But today, I am feeling frustrated and defeated.  I got another email this afternoon from yet another teacher, telling me that he has not turned in three out of four assignments and is therefore failing.  This came from a teacher of one of his electives.  I have sat here all afternoon, near tears and not knowing what to do.  He is SO smart, and I do not understand why he continues to do this.  I know that at first he started letting his grades tank on purpose because he had gotten made fun of and teased for being smart.  He decided that he didn’t want to be smart any more, but rather be “normal” like everyone else and in “normal” classes like everyone else.  But when I told him that I absolutely would not take him out of the advanced classes, I thought that he got the message and would get his act together.  He cannot seem to give any of us a clear reason as to why he isn’t doing his work, or isn’t turning in the work that he has done.  I know that in the public schools in this district, once they leave elementary school, they are kind of thrown into the middle school world, and left to sink or swim.  Part of me wants to take him out and homeschool him, but I don’t think that it is the answer for us – while it works for some, I don’t know if it would for Noah.  There are some schools in the Dallas area that are specifically for kids with “learning differences,” and severe ADHD like his falls into that category.  In fact, my daughter-in-law’s mother works at one of these schools and has brought me a packet of information on it.  I would absolutely LOVE for Noah to go to one of these schools – and then I saw the tuition costs.

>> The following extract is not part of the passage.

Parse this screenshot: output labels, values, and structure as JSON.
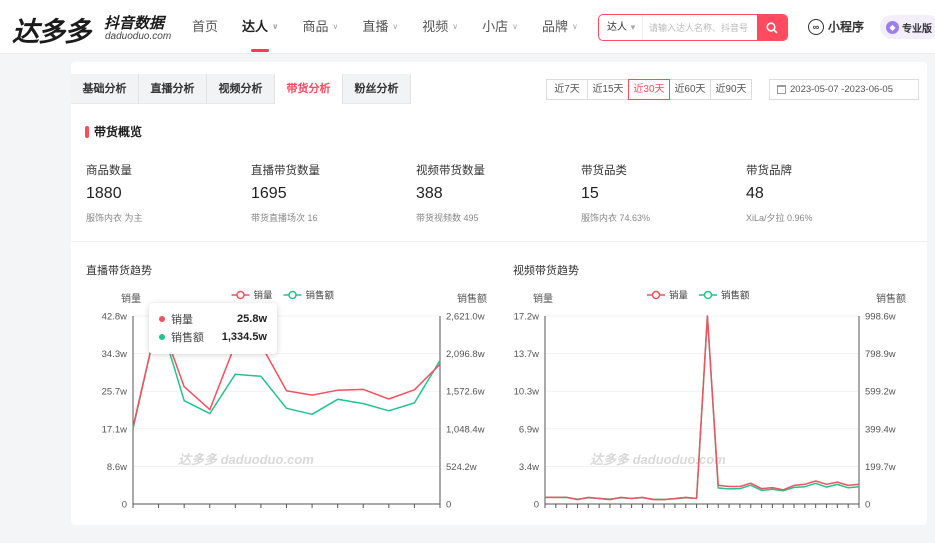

That was me falling off of the couch when I saw the schedule of tuition for next year.  Let’s just say that Nicholas could have gone to one of our fabulous junior colleges and gotten an associates degree for less than one year’s tuition at this specialized school.

So back to being frustrated and not knowing what to do to help Noah.  None of us, his parents, knows anything else to do for him aside from what we have.  My last resort, I think, is to take him out of band.  He loves it, and it would break my heart to do it, but I may have to in order to have maximum impact.  Sigh.

Yep.  It’s been one of those days.